The next two weeks in the hospital were a blur. After her successful surgery, she bonded with the nurses who gave her around-the-clock care. After a few days, she was able to look into the mirror and see her new face for the first time after surgery. ‘I feel beautiful. I feel good. I feel hopeful,’ she marvelled.
During her stay on the Africa Mercy, Salematu couldn’t stop thinking about the moment she would be reunited with her daughters, when they would finally see her without the tumour that had hindered her smile for two long years. ‘The nurses are my favourite,’ Salematu adds. ‘They were so kind to me. They have all become my friends.’
Equipping the world’s largest NGO hospital ship
This month, the Global Mercy is scheduled to sail to Europe where, hosted by the Port of Antwerp from early September, it will be further outfitted with IT and medical equipment installations and soft furnishings.
Mercy Ships volunteer crew will also begin to join the ship in stages during this phase which concludes with open events in Rotterdam in Q1 2022 where the ship will be presented to sponsors, future volunteers, the media and other interested parties. A further Africa welcome is being planned in Dakar, Senegal before the ship begins full operation.
It is estimated that surgical conditions account for nearly one-third of all disease in the world (Lancet 2015). Building on the charity’s more than 30 years of experience in Africa delivering surgical care, the Global Mercy is equipped with first-class training facilities designed to multiply impact within the nations served. Volunteer professionals will contribute alongside local healthcare professionals in the host country. With 12 decks, the 37,000 GRT Global Mercy is equipped with six operating theatres, hospital beds for 200 patients, a full laboratory, and simulation training areas.
A global collaboration
Swedish shipbuilders Stena RoRo has been responsible for construction supervision of this unique project. French company Barry Rogliano Salles (BRS) acted as a broker, detailed designs were completed by Deltamarin in Finland and construction has been carried out in China.
The Global Mercy is classified by Lloyd’s Register in the UK and sails under the Maltese flag. Many more companies from around the globe contributed to the ship’s completion which is a first of its kind.
Mercy Ships is ramping up their recruitment of long and short-term volunteer professionals to lend their time and expertise in this new season. More than 640 medical, maritime and programmatic crew will be able to live and serve onboard with space for up to 950 on ship when it is docked. Currently, Mercy Ships crew come from more than 60 nations. For more information see www.opportunities.mercyships.org.
About Mercy Ships
Mercy Ships uses hospital ships to deliver free, world-class health care services, capacity building, and sustainable development to those with little access in the developing world.
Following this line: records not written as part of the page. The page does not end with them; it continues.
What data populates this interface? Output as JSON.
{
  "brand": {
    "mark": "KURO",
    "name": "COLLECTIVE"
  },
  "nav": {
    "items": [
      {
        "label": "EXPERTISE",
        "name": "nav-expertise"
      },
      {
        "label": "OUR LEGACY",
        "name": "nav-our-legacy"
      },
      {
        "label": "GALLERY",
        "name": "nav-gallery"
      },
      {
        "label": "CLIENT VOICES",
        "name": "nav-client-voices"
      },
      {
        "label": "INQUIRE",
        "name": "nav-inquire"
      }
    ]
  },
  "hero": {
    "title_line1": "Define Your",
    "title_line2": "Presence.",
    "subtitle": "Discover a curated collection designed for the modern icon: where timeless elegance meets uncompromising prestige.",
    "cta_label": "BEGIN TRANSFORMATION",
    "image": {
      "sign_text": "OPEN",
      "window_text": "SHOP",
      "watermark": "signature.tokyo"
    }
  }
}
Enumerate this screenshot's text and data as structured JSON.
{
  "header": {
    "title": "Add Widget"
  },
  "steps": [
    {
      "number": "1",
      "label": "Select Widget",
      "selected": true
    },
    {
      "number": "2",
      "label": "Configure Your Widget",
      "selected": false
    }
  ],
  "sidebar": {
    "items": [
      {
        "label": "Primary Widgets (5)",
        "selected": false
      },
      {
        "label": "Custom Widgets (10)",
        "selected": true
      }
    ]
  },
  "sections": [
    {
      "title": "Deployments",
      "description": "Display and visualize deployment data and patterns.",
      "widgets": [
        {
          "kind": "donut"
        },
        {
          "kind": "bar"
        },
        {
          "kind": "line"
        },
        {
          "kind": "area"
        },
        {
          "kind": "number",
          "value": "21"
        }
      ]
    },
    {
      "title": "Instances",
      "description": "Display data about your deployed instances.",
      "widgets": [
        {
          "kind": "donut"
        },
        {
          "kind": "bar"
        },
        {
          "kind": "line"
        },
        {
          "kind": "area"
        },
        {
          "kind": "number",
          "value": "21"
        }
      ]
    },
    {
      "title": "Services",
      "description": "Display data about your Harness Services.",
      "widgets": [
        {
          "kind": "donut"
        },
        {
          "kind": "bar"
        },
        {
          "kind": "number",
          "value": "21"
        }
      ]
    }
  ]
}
Founded in 1978 by Don and Deyon Stephens (right), Mercy Ships has worked in more than 55 developing countries, providing services valued at more than $1.7 billion and directly benefitting more than 2.8 million people.
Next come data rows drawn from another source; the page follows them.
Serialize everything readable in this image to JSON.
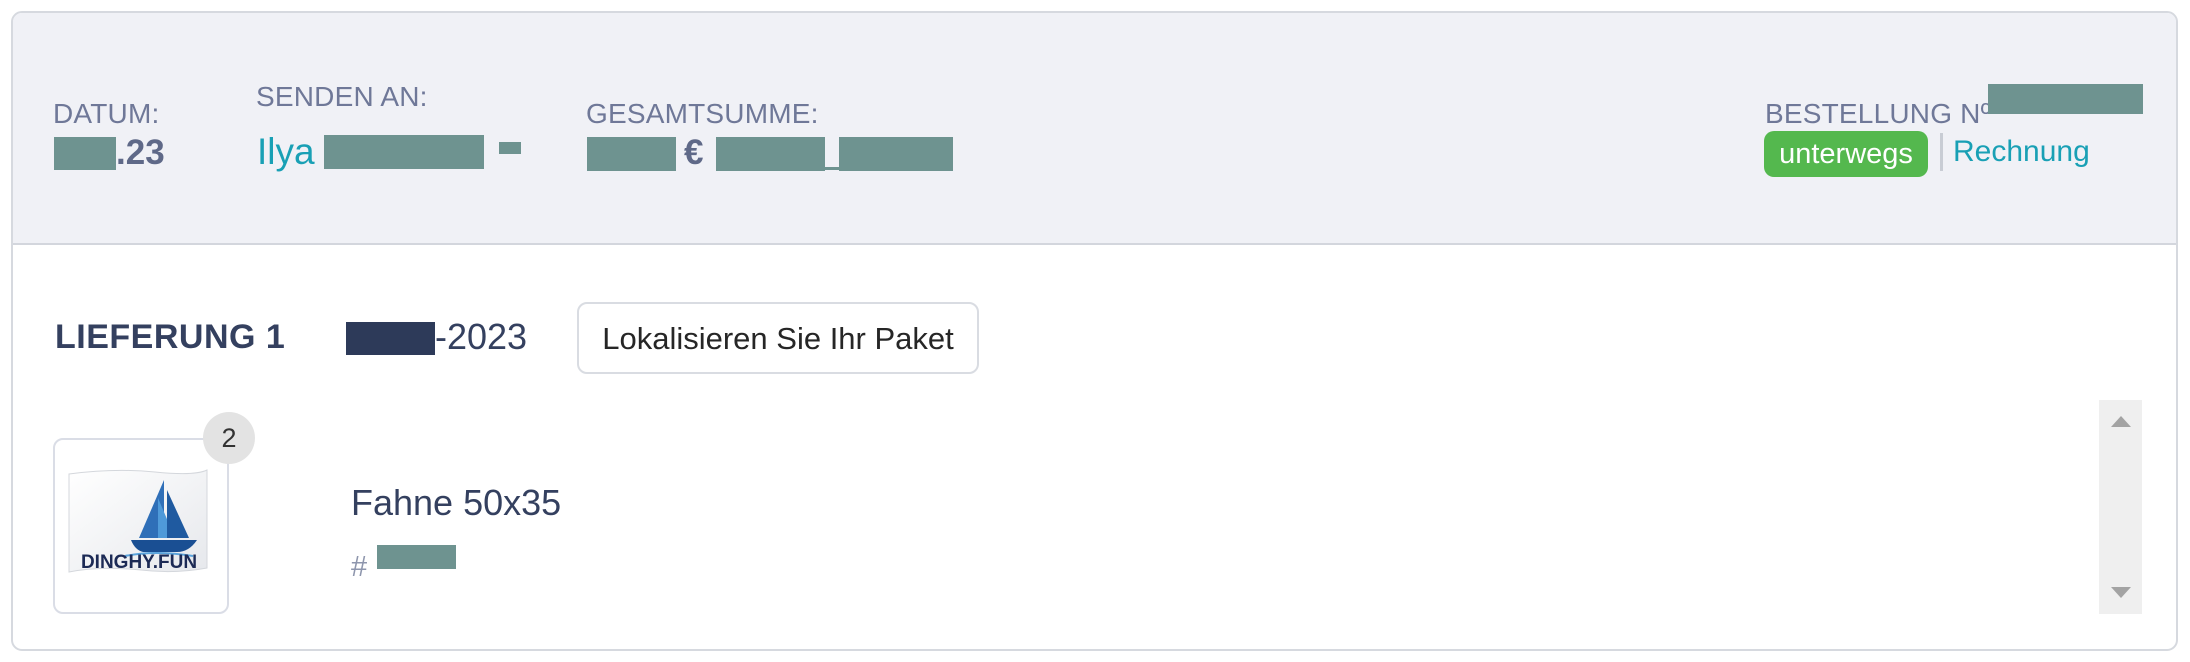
{
  "order_header": {
    "date_label": "DATUM:",
    "date_suffix": ".23",
    "ship_to_label": "SENDEN AN:",
    "ship_to_name": "Ilya",
    "total_label": "GESAMTSUMME:",
    "currency_symbol": "€",
    "order_number_label": "BESTELLUNG Nº",
    "status_badge": "unterwegs",
    "invoice_link": "Rechnung",
    "colors": {
      "status_green": "#54b84e",
      "link_teal": "#19a0b5",
      "redaction": "#6e9390"
    }
  },
  "shipment": {
    "title": "LIEFERUNG 1",
    "date_suffix": "-2023",
    "track_button": "Lokalisieren Sie Ihr Paket",
    "items": [
      {
        "quantity": "2",
        "name": "Fahne 50x35",
        "sku_prefix": "#",
        "image_logo_text": "DINGHY.FUN"
      }
    ]
  },
  "icons": [
    "sailboat-logo-icon",
    "scroll-up-icon",
    "scroll-down-icon"
  ]
}
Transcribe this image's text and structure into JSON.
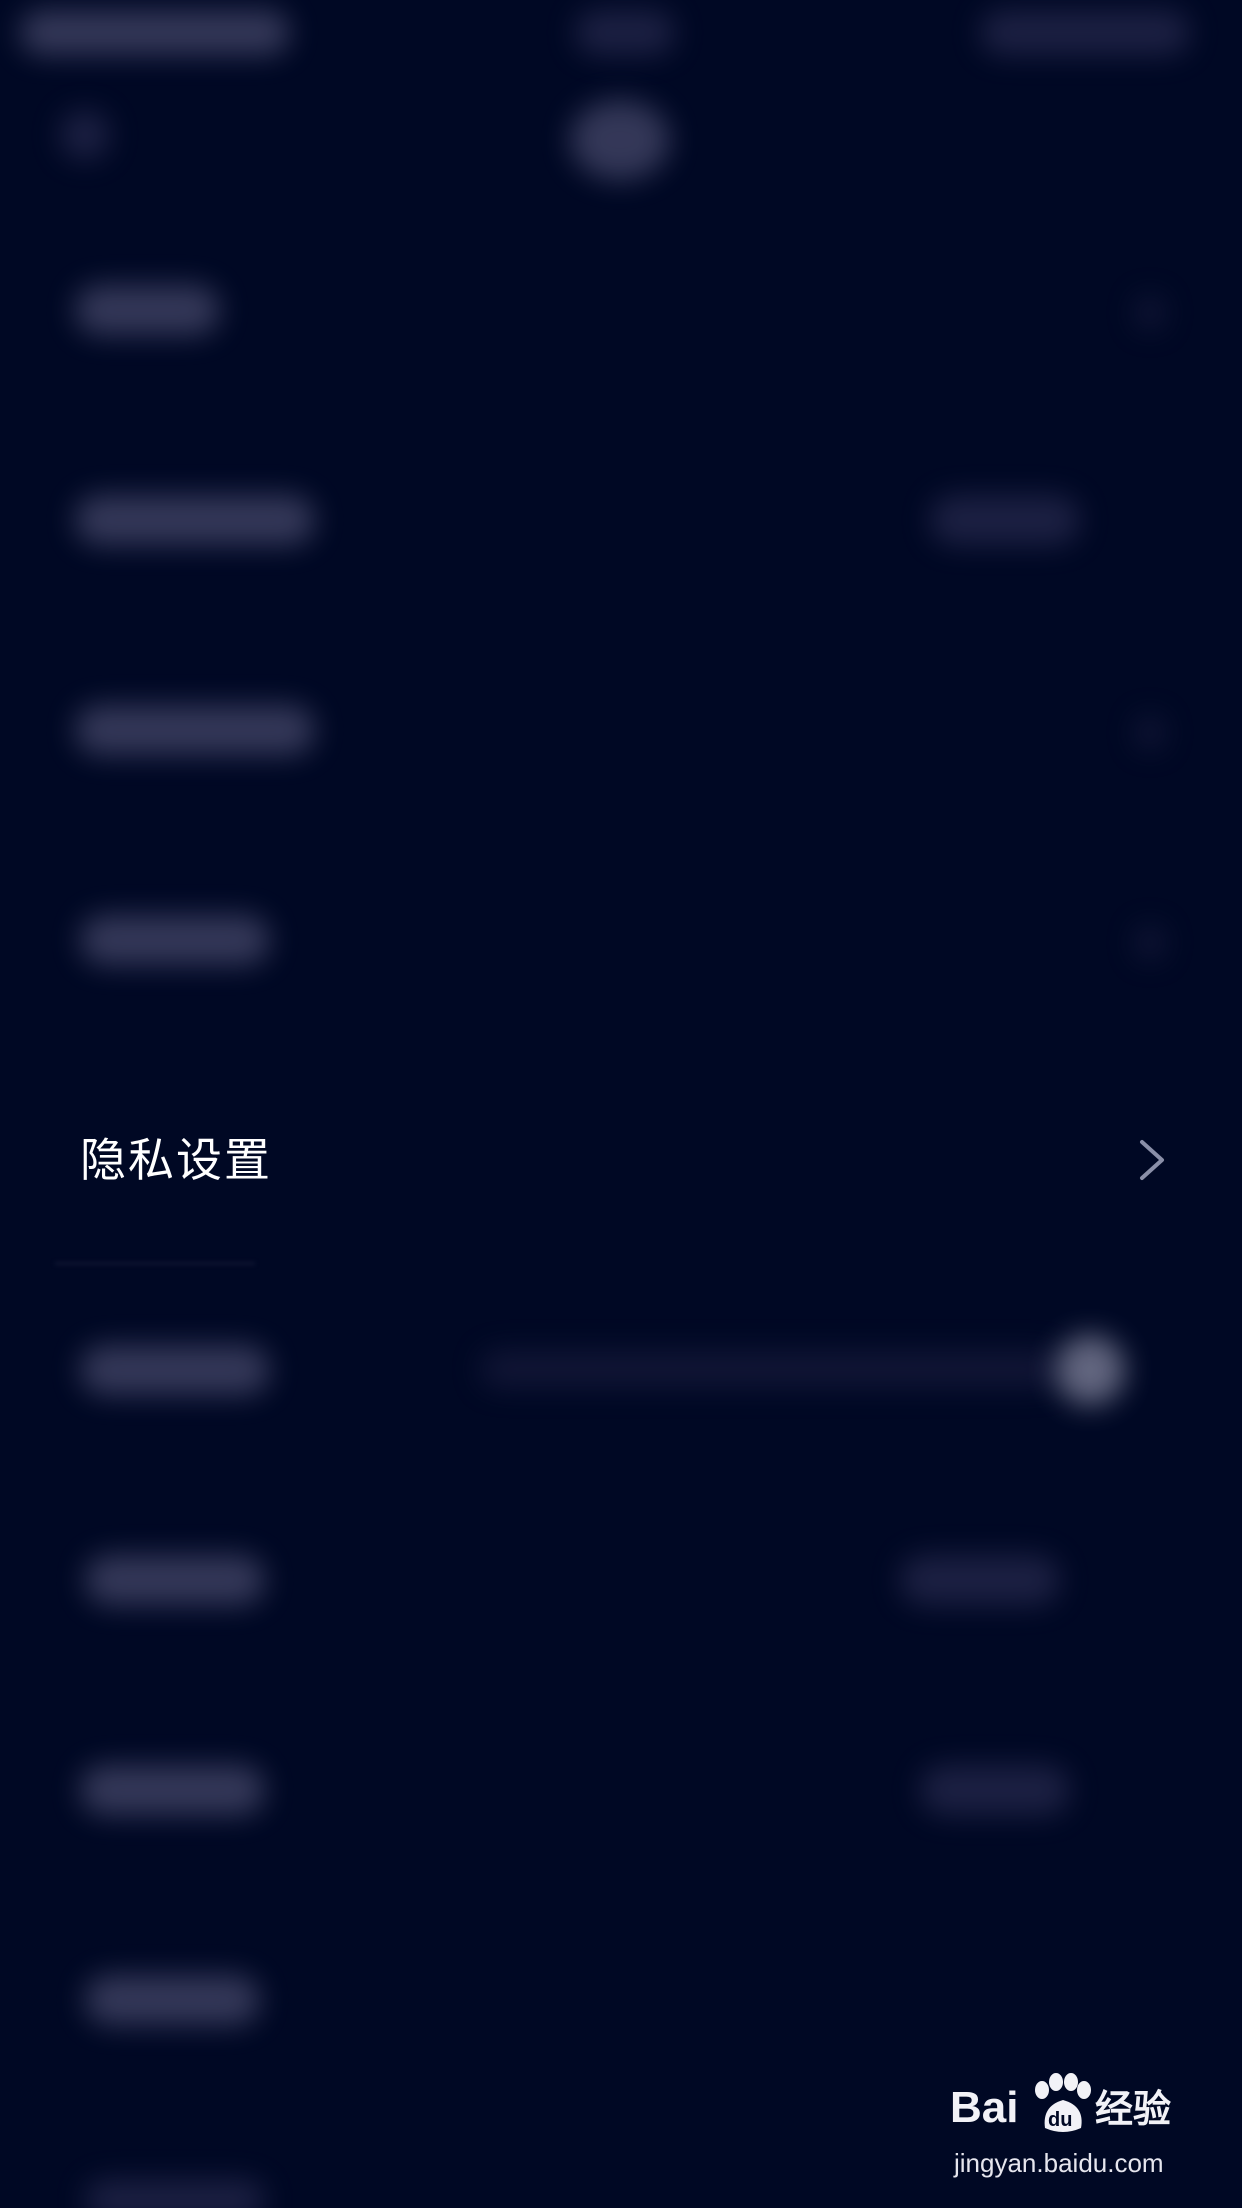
{
  "list": {
    "privacy_settings_label": "隐私设置"
  },
  "icons": {
    "row_chevron": "chevron-right-icon",
    "watermark": "baidu-paw-logo"
  },
  "watermark": {
    "brand_text": "Bai du 经验",
    "url": "jingyan.baidu.com"
  },
  "colors": {
    "background": "#000824",
    "text": "#ffffff",
    "chevron": "#8a8fa8"
  }
}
Our ships are crewed by volunteers from over 60 nations, with an average of over 1,200 volunteers each year. Professionals including surgeons, dentists, nurses, healthcare trainers, teachers, cooks, mariners, engineers, and agriculturalists donate their time and skills. With 16 national offices and an Africa Bureau, Mercy Ships seeks to transform individuals and serve nations one at a time.
For more intemational information, contact: Diane Rickard, International Media Relations Manager, Mercy Ships firstname.lastname@example.org. Australia links: email@example.com / Toni Keighley Donor Services Coordinator firstname.lastname@example.org Ph: 1300 739 899